[Component data from apps and pages]
Start of Block
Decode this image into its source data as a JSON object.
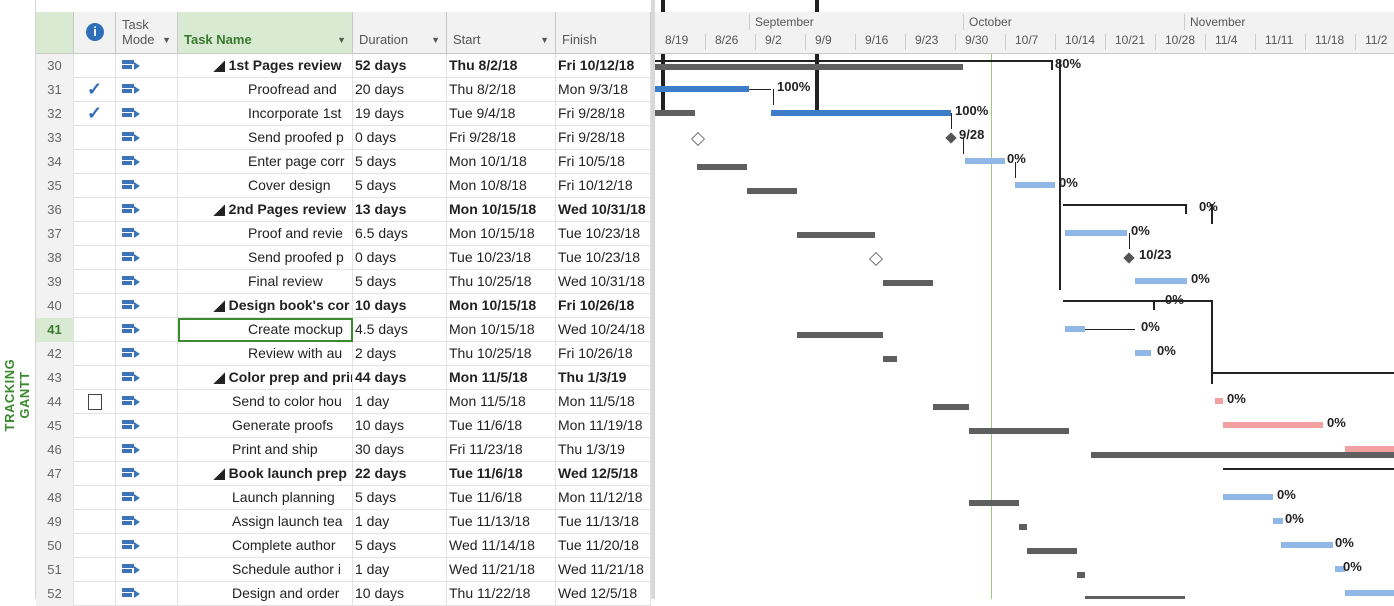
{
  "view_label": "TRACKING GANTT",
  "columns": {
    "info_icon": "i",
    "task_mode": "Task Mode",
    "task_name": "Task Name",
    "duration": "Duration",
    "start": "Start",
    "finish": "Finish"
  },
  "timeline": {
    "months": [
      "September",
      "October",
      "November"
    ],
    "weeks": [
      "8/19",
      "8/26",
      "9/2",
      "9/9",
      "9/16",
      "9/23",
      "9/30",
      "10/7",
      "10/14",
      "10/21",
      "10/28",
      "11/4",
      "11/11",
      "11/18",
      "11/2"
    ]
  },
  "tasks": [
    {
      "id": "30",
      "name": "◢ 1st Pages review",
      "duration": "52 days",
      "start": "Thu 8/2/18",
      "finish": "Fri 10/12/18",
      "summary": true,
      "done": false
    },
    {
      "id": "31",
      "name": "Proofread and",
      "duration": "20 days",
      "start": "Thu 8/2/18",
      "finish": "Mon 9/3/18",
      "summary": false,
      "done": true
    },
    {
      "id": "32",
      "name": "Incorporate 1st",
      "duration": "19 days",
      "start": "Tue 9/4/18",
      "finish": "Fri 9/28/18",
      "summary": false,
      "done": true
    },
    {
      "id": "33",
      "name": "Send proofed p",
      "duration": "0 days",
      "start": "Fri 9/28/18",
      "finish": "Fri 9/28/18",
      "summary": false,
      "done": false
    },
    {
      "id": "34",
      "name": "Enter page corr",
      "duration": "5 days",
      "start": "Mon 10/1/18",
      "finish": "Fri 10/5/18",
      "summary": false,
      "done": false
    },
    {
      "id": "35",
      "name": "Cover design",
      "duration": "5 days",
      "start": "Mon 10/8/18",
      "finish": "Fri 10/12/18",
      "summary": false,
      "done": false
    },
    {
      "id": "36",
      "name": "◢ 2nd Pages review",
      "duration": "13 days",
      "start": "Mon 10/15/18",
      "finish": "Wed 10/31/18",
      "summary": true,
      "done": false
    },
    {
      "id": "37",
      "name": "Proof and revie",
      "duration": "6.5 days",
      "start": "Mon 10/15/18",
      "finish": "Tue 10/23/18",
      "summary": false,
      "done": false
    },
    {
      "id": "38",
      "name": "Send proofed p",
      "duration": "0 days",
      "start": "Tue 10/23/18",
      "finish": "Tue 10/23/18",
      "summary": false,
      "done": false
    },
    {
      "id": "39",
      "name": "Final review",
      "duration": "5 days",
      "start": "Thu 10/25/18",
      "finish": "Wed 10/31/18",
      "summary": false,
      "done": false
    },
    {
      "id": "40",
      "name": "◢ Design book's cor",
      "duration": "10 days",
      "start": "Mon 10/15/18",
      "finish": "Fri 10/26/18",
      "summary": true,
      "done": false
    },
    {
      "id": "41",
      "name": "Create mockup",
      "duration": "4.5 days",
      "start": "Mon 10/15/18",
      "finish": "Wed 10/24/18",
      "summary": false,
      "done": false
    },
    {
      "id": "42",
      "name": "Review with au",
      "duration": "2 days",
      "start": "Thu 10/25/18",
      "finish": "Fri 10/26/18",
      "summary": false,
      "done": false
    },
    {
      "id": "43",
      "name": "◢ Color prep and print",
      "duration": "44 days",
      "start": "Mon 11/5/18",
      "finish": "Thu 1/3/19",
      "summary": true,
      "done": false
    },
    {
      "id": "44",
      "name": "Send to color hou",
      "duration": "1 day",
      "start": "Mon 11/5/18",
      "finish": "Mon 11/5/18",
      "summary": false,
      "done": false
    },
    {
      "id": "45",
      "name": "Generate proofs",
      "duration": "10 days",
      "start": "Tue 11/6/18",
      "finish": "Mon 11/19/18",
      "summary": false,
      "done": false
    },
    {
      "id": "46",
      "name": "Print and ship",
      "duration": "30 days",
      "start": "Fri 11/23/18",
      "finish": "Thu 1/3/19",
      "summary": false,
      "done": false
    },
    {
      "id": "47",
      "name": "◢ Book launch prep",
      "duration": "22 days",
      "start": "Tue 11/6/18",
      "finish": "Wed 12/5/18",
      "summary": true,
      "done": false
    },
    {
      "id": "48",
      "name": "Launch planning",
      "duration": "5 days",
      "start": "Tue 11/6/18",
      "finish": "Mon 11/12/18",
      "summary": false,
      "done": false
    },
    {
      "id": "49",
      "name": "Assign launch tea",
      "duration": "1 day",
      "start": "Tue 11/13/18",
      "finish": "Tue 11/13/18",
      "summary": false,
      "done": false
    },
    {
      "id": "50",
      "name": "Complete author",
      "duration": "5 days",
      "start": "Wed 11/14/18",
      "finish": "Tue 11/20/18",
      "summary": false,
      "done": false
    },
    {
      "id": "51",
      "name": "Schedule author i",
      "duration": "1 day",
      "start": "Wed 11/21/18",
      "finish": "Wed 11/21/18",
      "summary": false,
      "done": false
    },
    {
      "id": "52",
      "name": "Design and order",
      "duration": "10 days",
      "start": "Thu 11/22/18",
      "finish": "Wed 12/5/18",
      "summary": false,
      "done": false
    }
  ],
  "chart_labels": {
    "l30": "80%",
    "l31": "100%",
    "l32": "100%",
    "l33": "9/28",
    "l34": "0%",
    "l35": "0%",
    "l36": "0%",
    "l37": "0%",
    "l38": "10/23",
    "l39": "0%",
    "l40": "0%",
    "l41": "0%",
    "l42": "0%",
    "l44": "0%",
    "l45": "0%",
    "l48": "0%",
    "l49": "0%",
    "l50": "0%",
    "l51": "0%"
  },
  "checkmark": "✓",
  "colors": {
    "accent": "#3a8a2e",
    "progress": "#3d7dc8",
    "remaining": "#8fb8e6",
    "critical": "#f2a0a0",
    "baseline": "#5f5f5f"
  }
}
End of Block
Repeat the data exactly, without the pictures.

Decode this image into its source data as a JSON object.
{
  "view_label": "TRACKING GANTT",
  "columns": {
    "info_icon": "i",
    "task_mode": "Task Mode",
    "task_name": "Task Name",
    "duration": "Duration",
    "start": "Start",
    "finish": "Finish"
  },
  "timeline": {
    "months": [
      "September",
      "October",
      "November"
    ],
    "weeks": [
      "8/19",
      "8/26",
      "9/2",
      "9/9",
      "9/16",
      "9/23",
      "9/30",
      "10/7",
      "10/14",
      "10/21",
      "10/28",
      "11/4",
      "11/11",
      "11/18",
      "11/2"
    ]
  },
  "tasks": [
    {
      "id": "30",
      "name": "◢ 1st Pages review",
      "duration": "52 days",
      "start": "Thu 8/2/18",
      "finish": "Fri 10/12/18",
      "summary": true,
      "done": false
    },
    {
      "id": "31",
      "name": "Proofread and",
      "duration": "20 days",
      "start": "Thu 8/2/18",
      "finish": "Mon 9/3/18",
      "summary": false,
      "done": true
    },
    {
      "id": "32",
      "name": "Incorporate 1st",
      "duration": "19 days",
      "start": "Tue 9/4/18",
      "finish": "Fri 9/28/18",
      "summary": false,
      "done": true
    },
    {
      "id": "33",
      "name": "Send proofed p",
      "duration": "0 days",
      "start": "Fri 9/28/18",
      "finish": "Fri 9/28/18",
      "summary": false,
      "done": false
    },
    {
      "id": "34",
      "name": "Enter page corr",
      "duration": "5 days",
      "start": "Mon 10/1/18",
      "finish": "Fri 10/5/18",
      "summary": false,
      "done": false
    },
    {
      "id": "35",
      "name": "Cover design",
      "duration": "5 days",
      "start": "Mon 10/8/18",
      "finish": "Fri 10/12/18",
      "summary": false,
      "done": false
    },
    {
      "id": "36",
      "name": "◢ 2nd Pages review",
      "duration": "13 days",
      "start": "Mon 10/15/18",
      "finish": "Wed 10/31/18",
      "summary": true,
      "done": false
    },
    {
      "id": "37",
      "name": "Proof and revie",
      "duration": "6.5 days",
      "start": "Mon 10/15/18",
      "finish": "Tue 10/23/18",
      "summary": false,
      "done": false
    },
    {
      "id": "38",
      "name": "Send proofed p",
      "duration": "0 days",
      "start": "Tue 10/23/18",
      "finish": "Tue 10/23/18",
      "summary": false,
      "done": false
    },
    {
      "id": "39",
      "name": "Final review",
      "duration": "5 days",
      "start": "Thu 10/25/18",
      "finish": "Wed 10/31/18",
      "summary": false,
      "done": false
    },
    {
      "id": "40",
      "name": "◢ Design book's cor",
      "duration": "10 days",
      "start": "Mon 10/15/18",
      "finish": "Fri 10/26/18",
      "summary": true,
      "done": false
    },
    {
      "id": "41",
      "name": "Create mockup",
      "duration": "4.5 days",
      "start": "Mon 10/15/18",
      "finish": "Wed 10/24/18",
      "summary": false,
      "done": false
    },
    {
      "id": "42",
      "name": "Review with au",
      "duration": "2 days",
      "start": "Thu 10/25/18",
      "finish": "Fri 10/26/18",
      "summary": false,
      "done": false
    },
    {
      "id": "43",
      "name": "◢ Color prep and print",
      "duration": "44 days",
      "start": "Mon 11/5/18",
      "finish": "Thu 1/3/19",
      "summary": true,
      "done": false
    },
    {
      "id": "44",
      "name": "Send to color hou",
      "duration": "1 day",
      "start": "Mon 11/5/18",
      "finish": "Mon 11/5/18",
      "summary": false,
      "done": false
    },
    {
      "id": "45",
      "name": "Generate proofs",
      "duration": "10 days",
      "start": "Tue 11/6/18",
      "finish": "Mon 11/19/18",
      "summary": false,
      "done": false
    },
    {
      "id": "46",
      "name": "Print and ship",
      "duration": "30 days",
      "start": "Fri 11/23/18",
      "finish": "Thu 1/3/19",
      "summary": false,
      "done": false
    },
    {
      "id": "47",
      "name": "◢ Book launch prep",
      "duration": "22 days",
      "start": "Tue 11/6/18",
      "finish": "Wed 12/5/18",
      "summary": true,
      "done": false
    },
    {
      "id": "48",
      "name": "Launch planning",
      "duration": "5 days",
      "start": "Tue 11/6/18",
      "finish": "Mon 11/12/18",
      "summary": false,
      "done": false
    },
    {
      "id": "49",
      "name": "Assign launch tea",
      "duration": "1 day",
      "start": "Tue 11/13/18",
      "finish": "Tue 11/13/18",
      "summary": false,
      "done": false
    },
    {
      "id": "50",
      "name": "Complete author",
      "duration": "5 days",
      "start": "Wed 11/14/18",
      "finish": "Tue 11/20/18",
      "summary": false,
      "done": false
    },
    {
      "id": "51",
      "name": "Schedule author i",
      "duration": "1 day",
      "start": "Wed 11/21/18",
      "finish": "Wed 11/21/18",
      "summary": false,
      "done": false
    },
    {
      "id": "52",
      "name": "Design and order",
      "duration": "10 days",
      "start": "Thu 11/22/18",
      "finish": "Wed 12/5/18",
      "summary": false,
      "done": false
    }
  ],
  "chart_labels": {
    "l30": "80%",
    "l31": "100%",
    "l32": "100%",
    "l33": "9/28",
    "l34": "0%",
    "l35": "0%",
    "l36": "0%",
    "l37": "0%",
    "l38": "10/23",
    "l39": "0%",
    "l40": "0%",
    "l41": "0%",
    "l42": "0%",
    "l44": "0%",
    "l45": "0%",
    "l48": "0%",
    "l49": "0%",
    "l50": "0%",
    "l51": "0%"
  },
  "checkmark": "✓",
  "colors": {
    "accent": "#3a8a2e",
    "progress": "#3d7dc8",
    "remaining": "#8fb8e6",
    "critical": "#f2a0a0",
    "baseline": "#5f5f5f"
  }
}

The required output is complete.